Tennessee's Ty Chandler avoiding lost-yardage stops, leads SEC in rushing

Tennessee Athletics photo by Andrew Ferguson / Tennessee senior running back Ty Chandler leads the Southeastern Conference in rushing through two games and has yet to sustain a lost-yardage stop.

Tennessee senior running back Ty Chandler is leading the Southeastern Conference in rushing through two weekends despite failing to notch a 100-yard performance in victories over South Carolina and Missouri.

Of course, negative plays can factor into such totals as well.

The 5-foot-11, 205-pounder out of Nashville's Montgomery Bell Academy has carried 32 times for 176 yards for a robust average of 5.5 yards per rush. Not once in those 32 carries has Chandler endured a lost-yardage stop, a trait he hopes to continue this Saturday when the No. 14 Volunteers face No. 3 Georgia in Sanford Stadium.

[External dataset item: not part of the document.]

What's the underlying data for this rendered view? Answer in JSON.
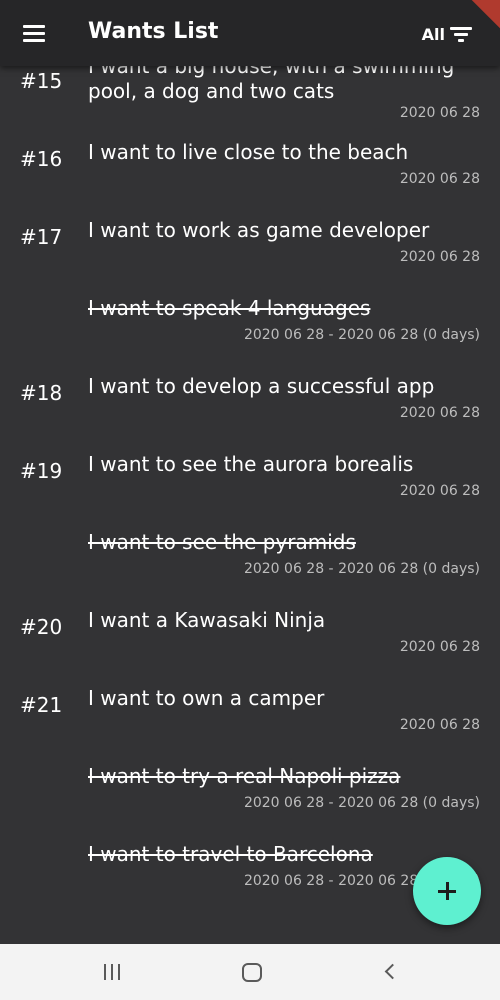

"We definitely take pride in that - being able to get back to the line of scrimmage and getting more yards than what the play is blocked for," Chandler said Tuesday afternoon on a Zoom call. "That's what is preached to us every day, and that's what we try and do."

Tennessee's running backs didn't have a lost-yardage carry in last weekend's 35-12 thumping of Mizzou, as Chandler, sophomore Eric Gray and freshman Jabari Small combined on 39 rushes for 222 yards. Vols third-year coach Jeremy Pruitt said after the game that negative runs typically are the result of missed assignments and that running backs should always fall forward.

Pruitt felt like his rushers could have broken more arm tackles but was pleased they didn't get greedy.

"Sometimes a running back can get greedy and bounce things that he shouldn't or maybe make the wrong cut," Pruitt said. "Our guys are coachable, and they're trying to do the things we ask them to do."

Tennessee sixth-year senior center Brandon Kennedy said Tuesday that a game in which running backs stay clear of lost-yardage plays is something that is celebrated by everyone involved.

"That was great to see and very exciting," Kennedy said. "As an offensive line, any time you see the running back in front of you and hear the crowd cheering, it's great, but I also think we had some yards that we left out there. As an offensive line, we know we left some little things out there, so moving forward to this next game, we want to kind of pick up on those things and do better."

Chandler gained 86 yards on 13 carries at South Carolina and added 90 yards on 19 rushes last weekend, but he knows that Georgia will present a significantly stiffer challenge. The Bulldogs racked up six lost-yardage stops during Saturday's 27-6 drubbing of Auburn and held the Tigers to a paltry 39 yards on 22 carries.

Tennessee only rushed for 70 yards on 29 carries in last season's 43-14 loss to the Bulldogs in Neyland Stadium, a night in which Georgia's defense compiled 11 tackles for loss, including three sacks.

"They are very big up front," Kennedy said. "Their nose, Jordan Davis, is someone who uses his size to his advantage when he goes against blockers in the run game. Our biggest thing moving forward is being physical and executing at a high level."

Said Chandler: "We've got to accept the opportunity and get ready for it and just go seize the moment. They've got a great defense, but I'm looking forward to it, and I know the whole team is looking forward to it."

Chandler realizes that his blocking skills could be put to the test far more in this game compared to the first two but plans to be ready for that as well. Leading the league in rushing so far without a 100-yard game is a unique feat, but everything about this season is unique.

"It's a blessing," Chandler said when asked about topping SEC rushers through two weeks, "and I've got to thank God and give a big shout out to my mama and also a shout out to the offensive line. All those guys - Trey (Smith), Cade (Mays), Darnell (Wright), Jahmir (Johnson), BK (Kennedy) - all those guys.

"They're all doing a great job, and I just want to be able to give back to them and work for them like they work for me."

Meaningful flip

Kennedy was Tennessee's representative last Saturday at the coin toss before the Missouri game. The SEC is allowing just one player per team at midfield due to coronavirus-related concerns.

"It was very special to me, especially it being our first time back in Neyland after all that we went through," Kennedy said. "It was good that we at least had a certain amount of fans there, and it was just special to me."

Contact David Paschall at dpaschall@timesfreepress.com or 423-757-6524.